top of page

Gratefulness? Really? What Is The Relationship Between Grief and Gratefulness

Have you made your Thanksgiving Plans yet?

If you haven’t you might want to check out my last newsletter where I suggested it might be a good time for a change. If your usual plans are too stressful, it might be time to say “no thank you” and for you to find a new tradition. No one can prioritize your grief and healing like you can because no one lives it like you. Heck, hardly anyone knows what it feels like to lose your person.

Why Be Grateful?

That is a tough question, believe me, I know it.

All you want is your person back. All you want is a regular Thanksgiving. I will be honest, my first Thanksgiving I drank. A lot. Luckily my aunt and uncle rescued us from our situation. We had no money, no dad, and I didn’t even know how to make a turkey. My cheerfulness was gone. I had nothing to give.

We all met at a fancy restaurant and they hosted a big gaggle of family and watched over my kids when I stumbled out of the restaurant and said I needed some time for myself.

I remember crying and walking around to all the shops and restaurants we had visited—Eric and me—over the years. Passing by each shop I had a memory. My broken heart throbbed in pain.

Suddenly my phone pinged and Aunt Chu threatened to send Uncle Larry out to look for me. That moment jarred me into realizing that I had things to be grateful for. Just the biggest thing I was always grateful for was gone now.

I was grateful for the fun lives we lived. I had people still.

I came back to our block of rooms in tears but I celebrated Thanksgiving.

My kids were healthy. And polite. In fact, in my misery. I had forgotten that another diner came over to me and complimented me on how well-behaved my kids were. They and a young cousin had a “kids' table.”

I knew my financial situation would be resolved.

Three deep breaths.

When I was thinking about gratefulness I googled: “Why be grateful.”

The very first article named these benefits:

  1. It opens the door to more opportunities and relationships.

  2. Those who are grateful have better health.

  3. Gratefulness improves mental health.

  4. It enhances empathy and reduces aggression.

  5. Being grateful improves sleep and self-esteem.

If you are having trouble thinking about things to be grateful for, start small. Here are three small things I am grateful for as I write this newsletter:

  1. Two-dollar and twenty-eight cent large coffee from QT.

  2. My three dogs who lie at my feet as I type.

  3. A healthy body that took me on an hour's walk to look at the changing leaves this morning.

What are you grateful for? If you can’t think of anything, stop and look around at what you are doing and where you are, and name three things.

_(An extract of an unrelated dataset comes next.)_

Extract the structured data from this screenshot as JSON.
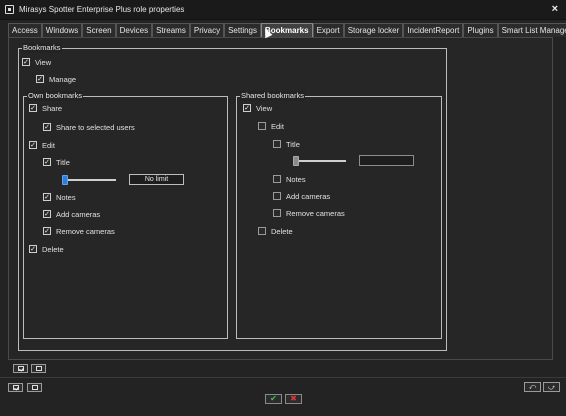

Share your answers on The Widow's Comeback Facebook grateful post so struggling widows can be inspired. Or write to me and tell me all you have to be grateful for or all you don’t have and miss. I don’t judge and I answer all my emails.



bottom of page